     “While consistent growth in enrollment can be attributed to Ascension Parish's economic success and our high performing academic programs, it does put a strain on aging facilities and our ability to provide adequate classroom space,” Pujol wrote.      “Fortunately, voters had the foresight to extend a 15.08 millage rate in 2009 that paid for significant upgrades and school construction projects all across our district. 

     That is why, in April, we are seeking an extension of the existing 15.08 bond mils to fund new school construction projects to address facility needs impacted by growth in the parish.”

     According to Chad Lynch, director of facilities, the quick fix of T-buildings has long-expired. There are 28 public school sites – spread among these sites are 118 T-buildings.

     “We have six primary schools that are over our goal of 600 [students],” Lynch said. “We have three new schools planned that would help relieve those six that are overcrowded.

     We only like to do the temporary building thing as we have to, up until the point where we know the growth is permanent.”

     Lynch said he has been following the growth trend, and where T-buildings were able to sustain the issue ten years ago, the pattern shows that growth will remain on an incline. Although not every public school in the parish is over-crowded, transporting children outside of their neighborhoods goes against the Parish’s community school concept.

     32 T-buildings were removed this past summer at schools where buildings have been able to maintain population, but according to Lynch, T-buildings were also added to schools.

     “At one point we were up to almost 200 T-buildings,” Lynch said.

     To the population who may not be parents or teachers, Lynch pointed out that the ability for the Board to obtain the bond items would help the general public, namely it would fix many traffic woes people experience when driving on streets near the over-crowded schools.

     For students and teachers, the removal of T-buildings lends to more safety on campus.

     “While we put in the buildings everything that you need to have in a classroom – chalkboards and fire alarm systems and intercoms; they’re fire marshal approved and handicap accessible, but there’s nothing as good as a hard block building. For security purposes, a hard building that’s harder to get in would be great.”

     Pujol ended her letter to parents on a similar note, reminding them that safety is important to the Board.

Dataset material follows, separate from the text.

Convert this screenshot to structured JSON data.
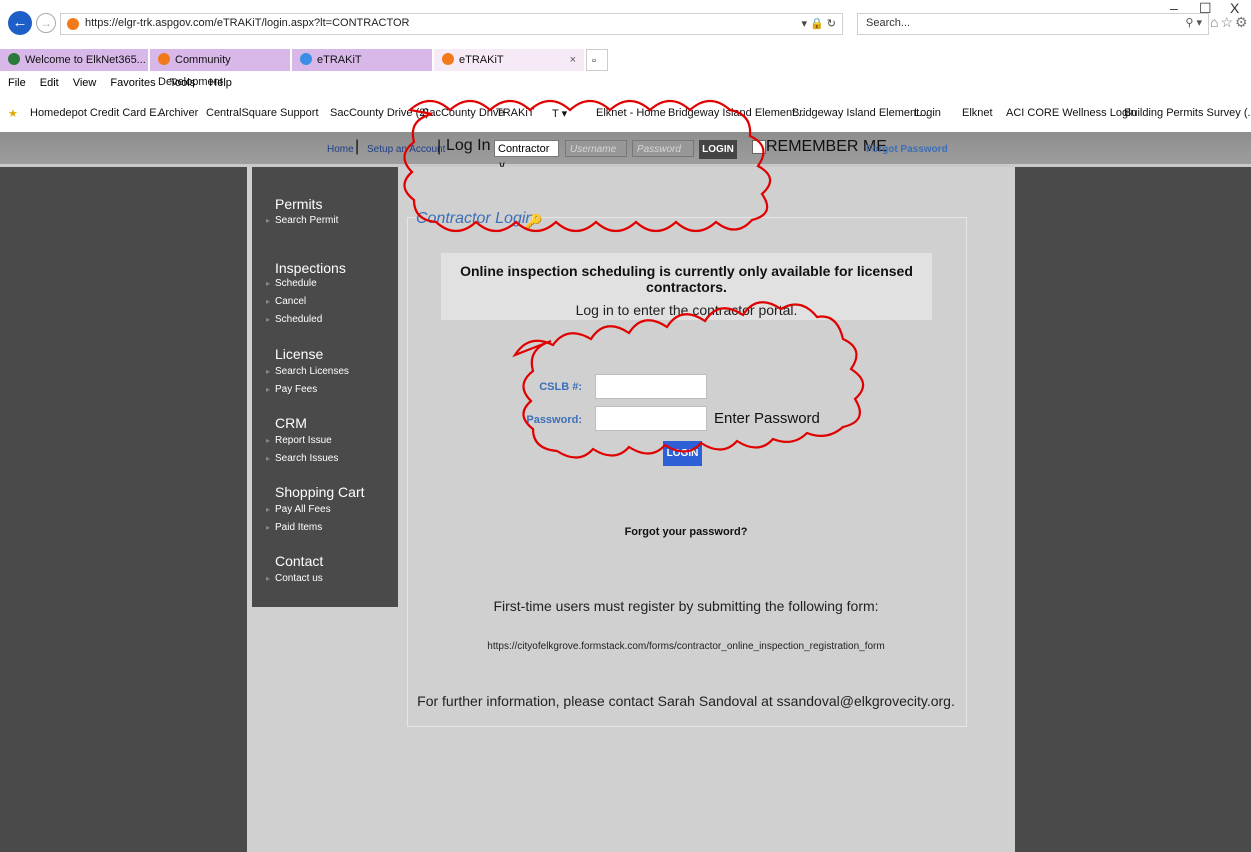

     “The ability to provide a safe environment conducive to learning is an integral part of our mission to ensure every child is successful in an ever-changing world,” Pujol wrote.

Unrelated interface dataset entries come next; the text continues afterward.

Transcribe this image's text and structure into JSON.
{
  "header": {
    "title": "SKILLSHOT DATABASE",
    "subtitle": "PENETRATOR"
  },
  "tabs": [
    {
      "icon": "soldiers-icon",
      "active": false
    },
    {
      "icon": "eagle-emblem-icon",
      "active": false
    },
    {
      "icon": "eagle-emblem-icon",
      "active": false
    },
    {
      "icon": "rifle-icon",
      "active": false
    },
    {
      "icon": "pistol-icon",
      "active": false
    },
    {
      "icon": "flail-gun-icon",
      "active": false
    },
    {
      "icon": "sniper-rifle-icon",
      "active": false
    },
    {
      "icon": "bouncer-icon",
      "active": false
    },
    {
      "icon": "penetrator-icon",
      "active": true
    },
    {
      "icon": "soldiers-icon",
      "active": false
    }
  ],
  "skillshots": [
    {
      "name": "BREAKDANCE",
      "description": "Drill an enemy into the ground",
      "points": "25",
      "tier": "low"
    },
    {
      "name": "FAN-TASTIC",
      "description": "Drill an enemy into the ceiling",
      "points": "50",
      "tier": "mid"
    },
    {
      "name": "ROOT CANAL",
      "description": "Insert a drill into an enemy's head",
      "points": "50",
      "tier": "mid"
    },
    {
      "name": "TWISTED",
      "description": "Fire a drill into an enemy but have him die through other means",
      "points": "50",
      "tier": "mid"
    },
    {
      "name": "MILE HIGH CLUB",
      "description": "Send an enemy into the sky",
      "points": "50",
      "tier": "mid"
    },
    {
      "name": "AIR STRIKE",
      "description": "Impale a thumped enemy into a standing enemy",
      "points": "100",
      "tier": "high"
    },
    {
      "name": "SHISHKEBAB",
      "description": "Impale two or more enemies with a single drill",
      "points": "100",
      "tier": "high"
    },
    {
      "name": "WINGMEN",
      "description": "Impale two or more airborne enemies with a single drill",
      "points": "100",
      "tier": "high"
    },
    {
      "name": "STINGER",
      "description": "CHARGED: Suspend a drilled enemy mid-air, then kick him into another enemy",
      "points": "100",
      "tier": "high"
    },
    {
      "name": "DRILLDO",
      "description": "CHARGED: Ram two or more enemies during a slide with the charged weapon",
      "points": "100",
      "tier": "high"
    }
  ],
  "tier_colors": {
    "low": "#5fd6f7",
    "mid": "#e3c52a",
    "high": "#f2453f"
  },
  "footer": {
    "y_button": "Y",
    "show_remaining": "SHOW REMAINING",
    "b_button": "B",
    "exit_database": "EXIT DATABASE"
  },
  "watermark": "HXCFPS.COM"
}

     The $120 million proposal will be presented to voters on April 9.